→ Your assignment: The full set of entries below must be returned exactly as shown.

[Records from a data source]
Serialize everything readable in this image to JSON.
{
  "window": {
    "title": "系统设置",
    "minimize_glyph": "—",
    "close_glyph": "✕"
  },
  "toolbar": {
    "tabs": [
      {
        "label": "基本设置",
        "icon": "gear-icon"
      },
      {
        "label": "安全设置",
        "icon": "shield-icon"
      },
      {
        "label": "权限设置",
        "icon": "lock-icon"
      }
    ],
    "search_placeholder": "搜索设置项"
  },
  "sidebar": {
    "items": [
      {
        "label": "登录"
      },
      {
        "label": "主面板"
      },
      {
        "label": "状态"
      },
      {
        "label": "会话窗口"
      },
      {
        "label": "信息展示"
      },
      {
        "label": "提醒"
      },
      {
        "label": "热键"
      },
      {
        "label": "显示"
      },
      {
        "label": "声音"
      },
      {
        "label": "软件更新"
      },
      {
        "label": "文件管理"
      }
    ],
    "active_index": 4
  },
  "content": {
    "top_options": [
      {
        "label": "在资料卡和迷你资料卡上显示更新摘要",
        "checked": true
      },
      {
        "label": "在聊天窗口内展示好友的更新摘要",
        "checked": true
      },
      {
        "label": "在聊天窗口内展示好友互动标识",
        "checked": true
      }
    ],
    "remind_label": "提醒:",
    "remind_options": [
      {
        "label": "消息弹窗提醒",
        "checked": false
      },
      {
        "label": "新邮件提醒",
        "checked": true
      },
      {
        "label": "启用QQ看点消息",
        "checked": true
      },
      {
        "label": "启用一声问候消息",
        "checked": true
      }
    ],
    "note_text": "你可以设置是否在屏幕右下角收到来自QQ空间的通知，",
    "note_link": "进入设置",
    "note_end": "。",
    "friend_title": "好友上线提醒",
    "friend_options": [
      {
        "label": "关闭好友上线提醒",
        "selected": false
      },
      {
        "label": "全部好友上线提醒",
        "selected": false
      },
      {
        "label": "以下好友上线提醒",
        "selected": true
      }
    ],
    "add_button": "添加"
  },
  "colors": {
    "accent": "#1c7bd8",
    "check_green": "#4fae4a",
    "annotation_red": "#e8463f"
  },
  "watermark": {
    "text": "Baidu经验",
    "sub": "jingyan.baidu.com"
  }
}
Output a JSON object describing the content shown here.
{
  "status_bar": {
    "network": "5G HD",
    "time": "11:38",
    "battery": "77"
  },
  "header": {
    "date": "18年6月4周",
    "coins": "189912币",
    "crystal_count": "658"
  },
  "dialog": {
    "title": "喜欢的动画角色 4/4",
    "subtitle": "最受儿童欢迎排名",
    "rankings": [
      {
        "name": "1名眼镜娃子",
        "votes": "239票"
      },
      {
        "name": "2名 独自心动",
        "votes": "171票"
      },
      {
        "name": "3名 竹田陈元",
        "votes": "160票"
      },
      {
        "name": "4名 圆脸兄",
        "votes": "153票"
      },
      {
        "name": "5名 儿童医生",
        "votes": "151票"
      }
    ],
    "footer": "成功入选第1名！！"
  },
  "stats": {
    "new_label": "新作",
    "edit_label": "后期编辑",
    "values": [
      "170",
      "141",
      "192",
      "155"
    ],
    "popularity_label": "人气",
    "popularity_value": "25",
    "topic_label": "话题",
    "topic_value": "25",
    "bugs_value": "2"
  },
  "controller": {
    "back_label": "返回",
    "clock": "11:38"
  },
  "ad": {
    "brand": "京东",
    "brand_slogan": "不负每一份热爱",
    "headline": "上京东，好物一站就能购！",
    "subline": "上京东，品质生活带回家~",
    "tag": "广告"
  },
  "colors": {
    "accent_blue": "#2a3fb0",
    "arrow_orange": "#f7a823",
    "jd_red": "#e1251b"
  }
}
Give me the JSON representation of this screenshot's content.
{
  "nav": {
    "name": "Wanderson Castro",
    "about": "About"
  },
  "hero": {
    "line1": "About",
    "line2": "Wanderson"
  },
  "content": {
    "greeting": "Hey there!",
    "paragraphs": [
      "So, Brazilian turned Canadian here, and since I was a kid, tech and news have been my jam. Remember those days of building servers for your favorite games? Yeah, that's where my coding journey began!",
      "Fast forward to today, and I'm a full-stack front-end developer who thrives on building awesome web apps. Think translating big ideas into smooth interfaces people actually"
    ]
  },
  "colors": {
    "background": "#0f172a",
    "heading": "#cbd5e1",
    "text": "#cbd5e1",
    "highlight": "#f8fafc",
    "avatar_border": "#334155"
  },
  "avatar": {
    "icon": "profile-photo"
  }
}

→ Task response:
Serialize everything readable in this image to JSON.
{
  "window": {
    "title": "系统设置",
    "minimize_glyph": "—",
    "close_glyph": "✕"
  },
  "toolbar": {
    "tabs": [
      {
        "label": "基本设置",
        "icon": "gear-icon"
      },
      {
        "label": "安全设置",
        "icon": "shield-icon"
      },
      {
        "label": "权限设置",
        "icon": "lock-icon"
      }
    ],
    "search_placeholder": "搜索设置项"
  },
  "sidebar": {
    "items": [
      {
        "label": "登录"
      },
      {
        "label": "主面板"
      },
      {
        "label": "状态"
      },
      {
        "label": "会话窗口"
      },
      {
        "label": "信息展示"
      },
      {
        "label": "提醒"
      },
      {
        "label": "热键"
      },
      {
        "label": "显示"
      },
      {
        "label": "声音"
      },
      {
        "label": "软件更新"
      },
      {
        "label": "文件管理"
      }
    ],
    "active_index": 4
  },
  "content": {
    "top_options": [
      {
        "label": "在资料卡和迷你资料卡上显示更新摘要",
        "checked": true
      },
      {
        "label": "在聊天窗口内展示好友的更新摘要",
        "checked": true
      },
      {
        "label": "在聊天窗口内展示好友互动标识",
        "checked": true
      }
    ],
    "remind_label": "提醒:",
    "remind_options": [
      {
        "label": "消息弹窗提醒",
        "checked": false
      },
      {
        "label": "新邮件提醒",
        "checked": true
      },
      {
        "label": "启用QQ看点消息",
        "checked": true
      },
      {
        "label": "启用一声问候消息",
        "checked": true
      }
    ],
    "note_text": "你可以设置是否在屏幕右下角收到来自QQ空间的通知，",
    "note_link": "进入设置",
    "note_end": "。",
    "friend_title": "好友上线提醒",
    "friend_options": [
      {
        "label": "关闭好友上线提醒",
        "selected": false
      },
      {
        "label": "全部好友上线提醒",
        "selected": false
      },
      {
        "label": "以下好友上线提醒",
        "selected": true
      }
    ],
    "add_button": "添加"
  },
  "colors": {
    "accent": "#1c7bd8",
    "check_green": "#4fae4a",
    "annotation_red": "#e8463f"
  },
  "watermark": {
    "text": "Baidu经验",
    "sub": "jingyan.baidu.com"
  }
}
Output a JSON object describing the content shown here.
{
  "status_bar": {
    "network": "5G HD",
    "time": "11:38",
    "battery": "77"
  },
  "header": {
    "date": "18年6月4周",
    "coins": "189912币",
    "crystal_count": "658"
  },
  "dialog": {
    "title": "喜欢的动画角色 4/4",
    "subtitle": "最受儿童欢迎排名",
    "rankings": [
      {
        "name": "1名眼镜娃子",
        "votes": "239票"
      },
      {
        "name": "2名 独自心动",
        "votes": "171票"
      },
      {
        "name": "3名 竹田陈元",
        "votes": "160票"
      },
      {
        "name": "4名 圆脸兄",
        "votes": "153票"
      },
      {
        "name": "5名 儿童医生",
        "votes": "151票"
      }
    ],
    "footer": "成功入选第1名！！"
  },
  "stats": {
    "new_label": "新作",
    "edit_label": "后期编辑",
    "values": [
      "170",
      "141",
      "192",
      "155"
    ],
    "popularity_label": "人气",
    "popularity_value": "25",
    "topic_label": "话题",
    "topic_value": "25",
    "bugs_value": "2"
  },
  "controller": {
    "back_label": "返回",
    "clock": "11:38"
  },
  "ad": {
    "brand": "京东",
    "brand_slogan": "不负每一份热爱",
    "headline": "上京东，好物一站就能购！",
    "subline": "上京东，品质生活带回家~",
    "tag": "广告"
  },
  "colors": {
    "accent_blue": "#2a3fb0",
    "arrow_orange": "#f7a823",
    "jd_red": "#e1251b"
  }
}
Give me the JSON representation of this screenshot's content.
{
  "nav": {
    "name": "Wanderson Castro",
    "about": "About"
  },
  "hero": {
    "line1": "About",
    "line2": "Wanderson"
  },
  "content": {
    "greeting": "Hey there!",
    "paragraphs": [
      "So, Brazilian turned Canadian here, and since I was a kid, tech and news have been my jam. Remember those days of building servers for your favorite games? Yeah, that's where my coding journey began!",
      "Fast forward to today, and I'm a full-stack front-end developer who thrives on building awesome web apps. Think translating big ideas into smooth interfaces people actually"
    ]
  },
  "colors": {
    "background": "#0f172a",
    "heading": "#cbd5e1",
    "text": "#cbd5e1",
    "highlight": "#f8fafc",
    "avatar_border": "#334155"
  },
  "avatar": {
    "icon": "profile-photo"
  }
}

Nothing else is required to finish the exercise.